==== THE RECORDS

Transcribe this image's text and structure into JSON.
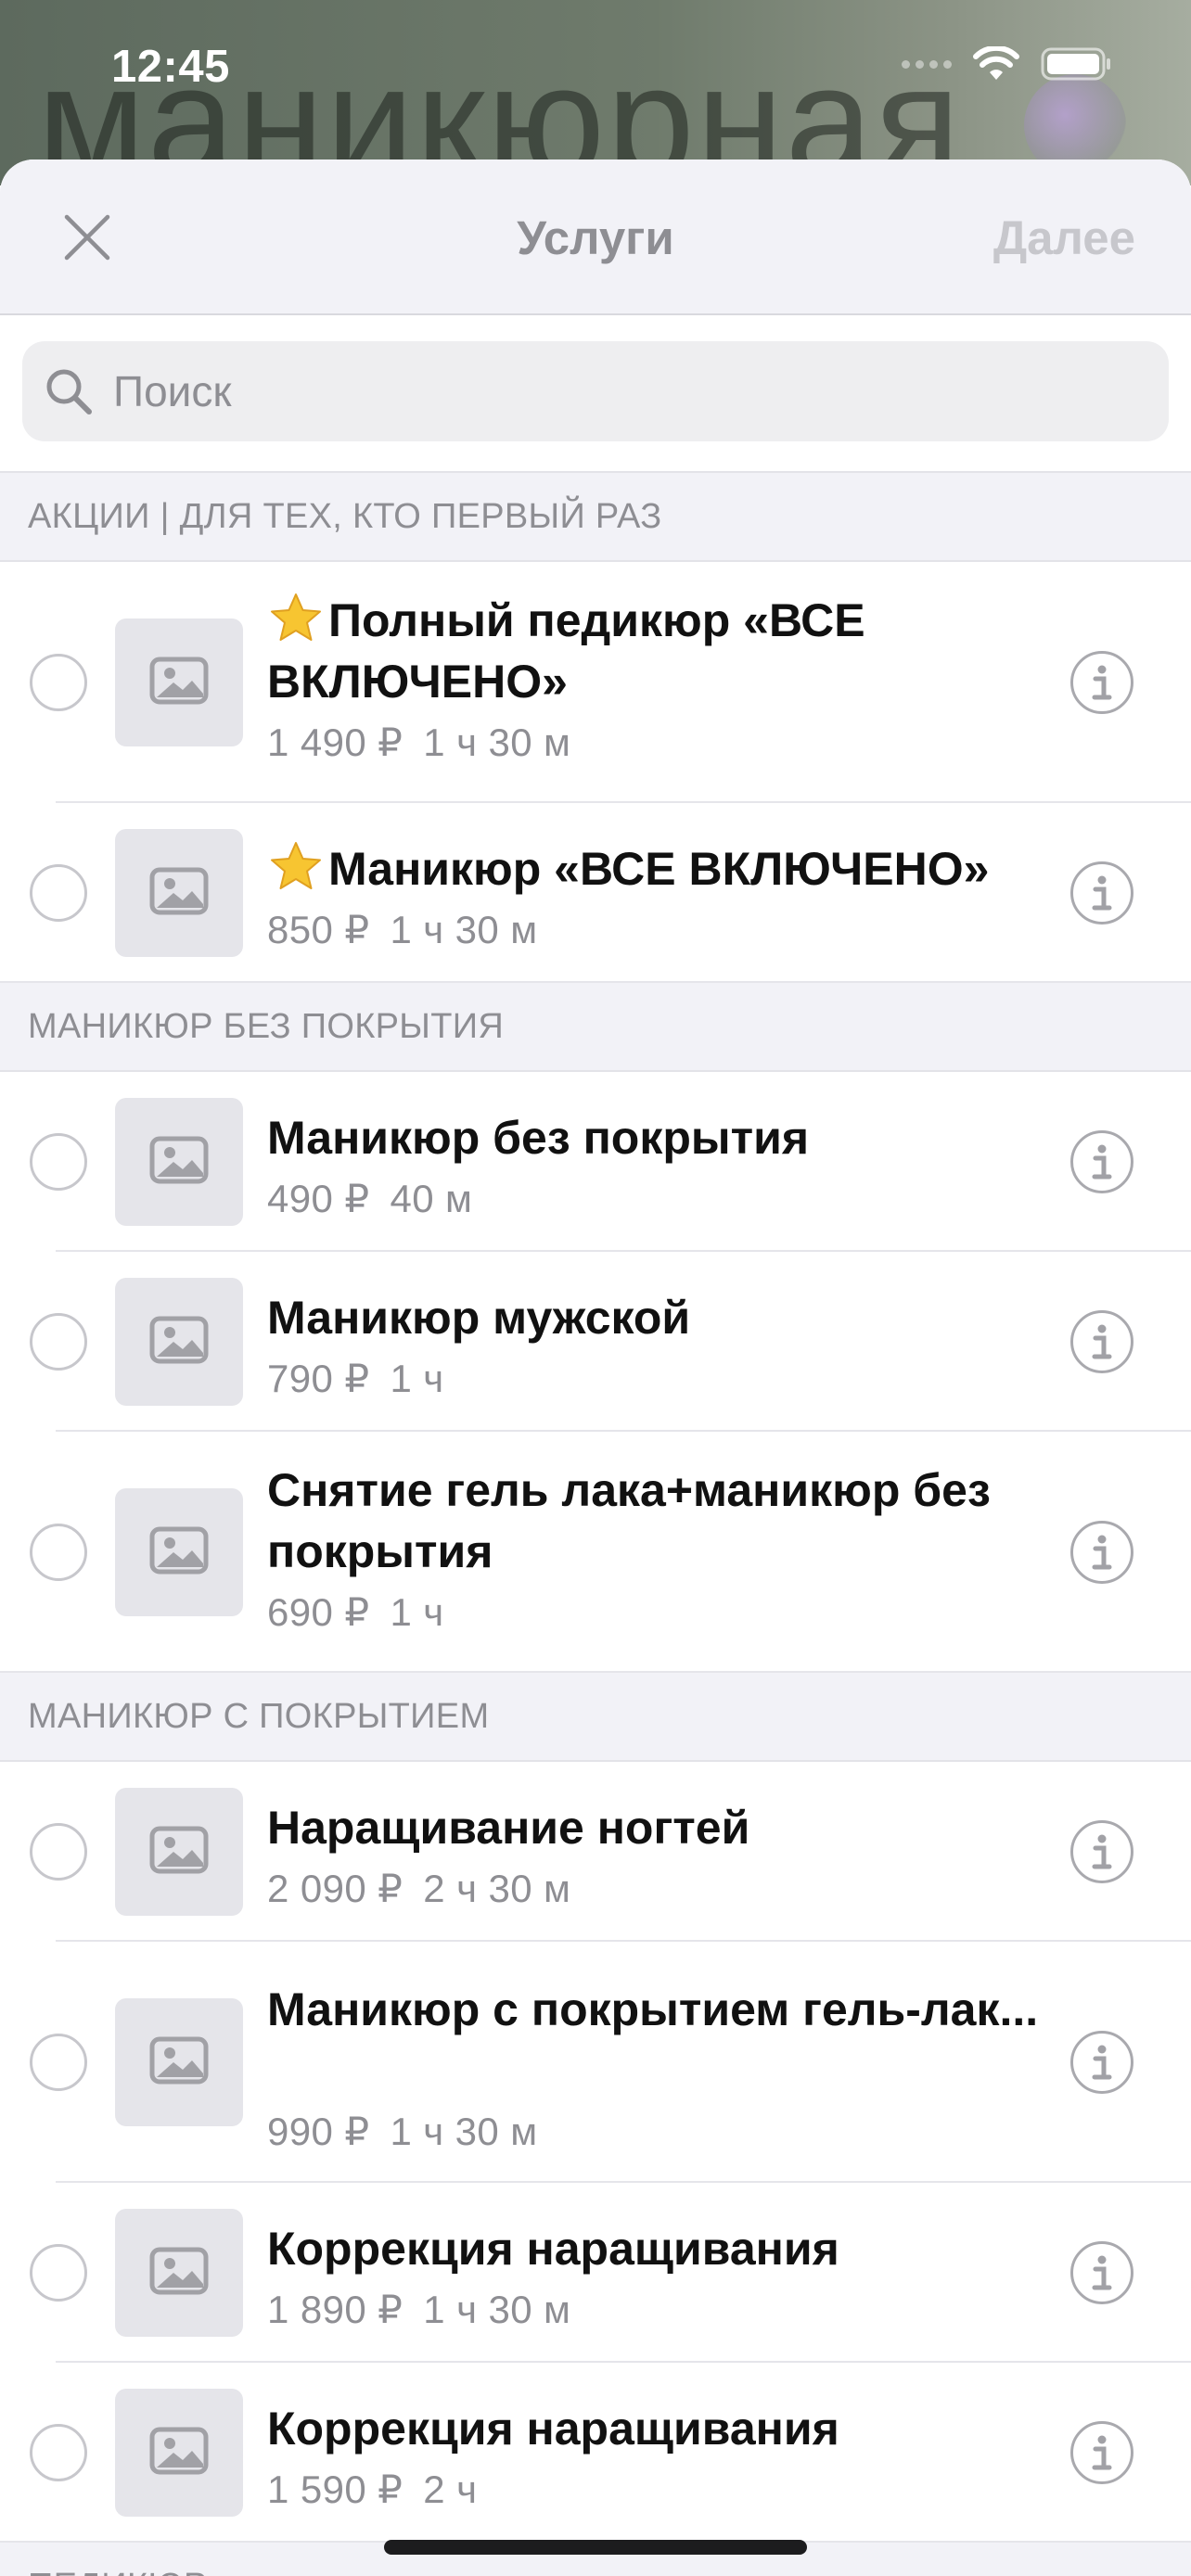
{
  "status_bar": {
    "time": "12:45"
  },
  "background": {
    "title_text": "маникюрная"
  },
  "nav": {
    "title": "Услуги",
    "next_label": "Далее"
  },
  "search": {
    "placeholder": "Поиск"
  },
  "sections": [
    {
      "title": "АКЦИИ | ДЛЯ ТЕХ, КТО ПЕРВЫЙ РАЗ",
      "items": [
        {
          "title": "Полный педикюр «ВСЕ ВКЛЮЧЕНО»",
          "price": "1 490 ₽",
          "duration": "1 ч 30 м",
          "star": true
        },
        {
          "title": "Маникюр «ВСЕ ВКЛЮЧЕНО»",
          "price": "850 ₽",
          "duration": "1 ч 30 м",
          "star": true
        }
      ]
    },
    {
      "title": "МАНИКЮР БЕЗ ПОКРЫТИЯ",
      "items": [
        {
          "title": "Маникюр без покрытия",
          "price": "490 ₽",
          "duration": "40 м"
        },
        {
          "title": "Маникюр мужской",
          "price": "790 ₽",
          "duration": "1 ч"
        },
        {
          "title": "Снятие гель лака+маникюр без покрытия",
          "price": "690 ₽",
          "duration": "1 ч"
        }
      ]
    },
    {
      "title": "МАНИКЮР С ПОКРЫТИЕМ",
      "items": [
        {
          "title": "Наращивание ногтей",
          "price": "2 090 ₽",
          "duration": "2 ч 30 м"
        },
        {
          "title": "Маникюр с покрытием гель-лак...",
          "price": "990 ₽",
          "duration": "1 ч 30 м"
        },
        {
          "title": "Коррекция наращивания",
          "price": "1 890 ₽",
          "duration": "1 ч 30 м"
        },
        {
          "title": "Коррекция наращивания",
          "price": "1 590 ₽",
          "duration": "2 ч"
        }
      ]
    },
    {
      "title": "ПЕДИКЮР",
      "items": []
    }
  ],
  "colors": {
    "sheet_background": "#ffffff",
    "header_background": "#f2f2f7",
    "secondary_text": "#8e8e93",
    "primary_text": "#111111",
    "star": "#f7c531"
  },
  "icons": {
    "close": "close-icon",
    "search": "search-icon",
    "thumbnail": "image-placeholder-icon",
    "info": "info-icon",
    "star": "star-icon",
    "wifi": "wifi-icon",
    "battery": "battery-icon"
  }
}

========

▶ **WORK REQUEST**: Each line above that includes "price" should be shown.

▶ **TASK RESULT**:
          "price": "1 490 ₽",
          "price": "850 ₽",
          "price": "490 ₽",
          "price": "790 ₽",
          "price": "690 ₽",
          "price": "2 090 ₽",
          "price": "990 ₽",
          "price": "1 890 ₽",
          "price": "1 590 ₽",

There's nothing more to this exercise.